**Instructions for the task**
Reproduce the records below exactly, leaving their images out.
** Data under study follows **
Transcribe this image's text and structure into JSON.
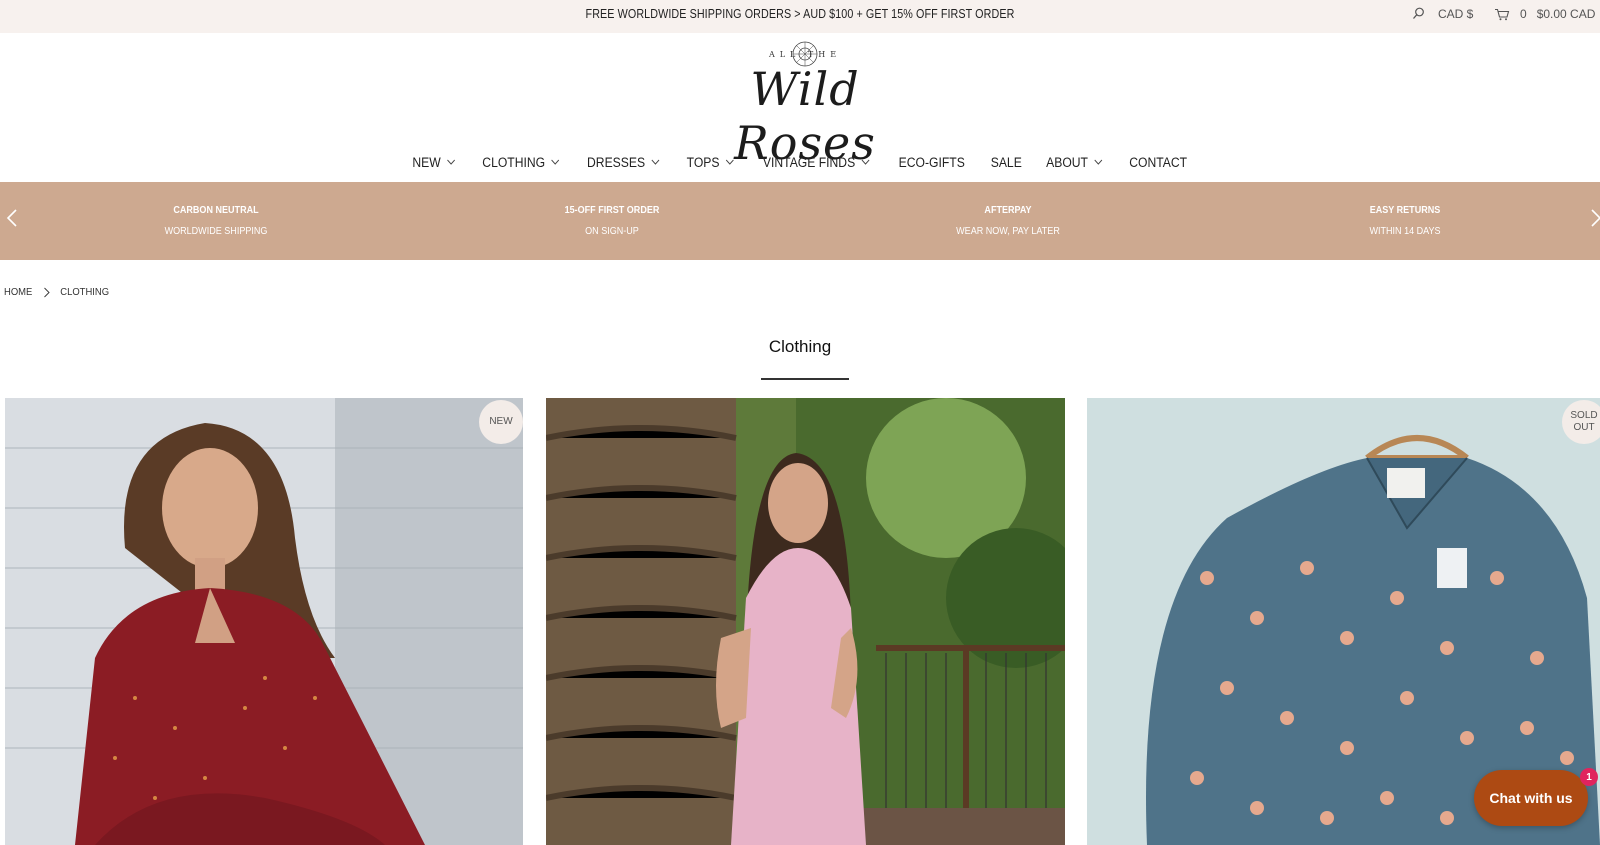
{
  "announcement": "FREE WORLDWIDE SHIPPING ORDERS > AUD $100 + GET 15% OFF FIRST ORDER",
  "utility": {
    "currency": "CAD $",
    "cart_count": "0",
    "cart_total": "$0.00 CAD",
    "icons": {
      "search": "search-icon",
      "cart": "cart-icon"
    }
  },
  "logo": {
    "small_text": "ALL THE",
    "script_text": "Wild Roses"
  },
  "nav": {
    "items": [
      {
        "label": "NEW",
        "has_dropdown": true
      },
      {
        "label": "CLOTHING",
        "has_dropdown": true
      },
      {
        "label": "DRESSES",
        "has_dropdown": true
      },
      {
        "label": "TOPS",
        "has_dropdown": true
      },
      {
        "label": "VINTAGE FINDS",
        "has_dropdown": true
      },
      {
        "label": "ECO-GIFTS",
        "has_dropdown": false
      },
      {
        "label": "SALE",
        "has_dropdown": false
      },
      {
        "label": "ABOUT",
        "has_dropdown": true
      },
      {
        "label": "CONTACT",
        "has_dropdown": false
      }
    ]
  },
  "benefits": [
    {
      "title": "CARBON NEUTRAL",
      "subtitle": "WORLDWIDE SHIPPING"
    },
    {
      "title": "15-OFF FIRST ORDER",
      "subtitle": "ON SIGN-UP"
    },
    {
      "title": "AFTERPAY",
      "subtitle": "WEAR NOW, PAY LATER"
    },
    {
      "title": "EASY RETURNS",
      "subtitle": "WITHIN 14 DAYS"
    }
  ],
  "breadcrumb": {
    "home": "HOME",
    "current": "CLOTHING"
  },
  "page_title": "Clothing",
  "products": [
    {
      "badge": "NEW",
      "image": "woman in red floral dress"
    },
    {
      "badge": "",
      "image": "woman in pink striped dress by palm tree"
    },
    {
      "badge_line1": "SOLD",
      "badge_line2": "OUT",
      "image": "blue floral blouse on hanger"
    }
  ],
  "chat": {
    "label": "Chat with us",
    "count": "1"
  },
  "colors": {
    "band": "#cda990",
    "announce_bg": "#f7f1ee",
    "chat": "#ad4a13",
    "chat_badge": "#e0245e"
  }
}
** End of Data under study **
**Solution to the exercise**
Transcribe this image's text and structure into JSON.
{
  "announcement": "FREE WORLDWIDE SHIPPING ORDERS > AUD $100 + GET 15% OFF FIRST ORDER",
  "utility": {
    "currency": "CAD $",
    "cart_count": "0",
    "cart_total": "$0.00 CAD",
    "icons": {
      "search": "search-icon",
      "cart": "cart-icon"
    }
  },
  "logo": {
    "small_text": "ALL THE",
    "script_text": "Wild Roses"
  },
  "nav": {
    "items": [
      {
        "label": "NEW",
        "has_dropdown": true
      },
      {
        "label": "CLOTHING",
        "has_dropdown": true
      },
      {
        "label": "DRESSES",
        "has_dropdown": true
      },
      {
        "label": "TOPS",
        "has_dropdown": true
      },
      {
        "label": "VINTAGE FINDS",
        "has_dropdown": true
      },
      {
        "label": "ECO-GIFTS",
        "has_dropdown": false
      },
      {
        "label": "SALE",
        "has_dropdown": false
      },
      {
        "label": "ABOUT",
        "has_dropdown": true
      },
      {
        "label": "CONTACT",
        "has_dropdown": false
      }
    ]
  },
  "benefits": [
    {
      "title": "CARBON NEUTRAL",
      "subtitle": "WORLDWIDE SHIPPING"
    },
    {
      "title": "15-OFF FIRST ORDER",
      "subtitle": "ON SIGN-UP"
    },
    {
      "title": "AFTERPAY",
      "subtitle": "WEAR NOW, PAY LATER"
    },
    {
      "title": "EASY RETURNS",
      "subtitle": "WITHIN 14 DAYS"
    }
  ],
  "breadcrumb": {
    "home": "HOME",
    "current": "CLOTHING"
  },
  "page_title": "Clothing",
  "products": [
    {
      "badge": "NEW",
      "image": "woman in red floral dress"
    },
    {
      "badge": "",
      "image": "woman in pink striped dress by palm tree"
    },
    {
      "badge_line1": "SOLD",
      "badge_line2": "OUT",
      "image": "blue floral blouse on hanger"
    }
  ],
  "chat": {
    "label": "Chat with us",
    "count": "1"
  },
  "colors": {
    "band": "#cda990",
    "announce_bg": "#f7f1ee",
    "chat": "#ad4a13",
    "chat_badge": "#e0245e"
  }
}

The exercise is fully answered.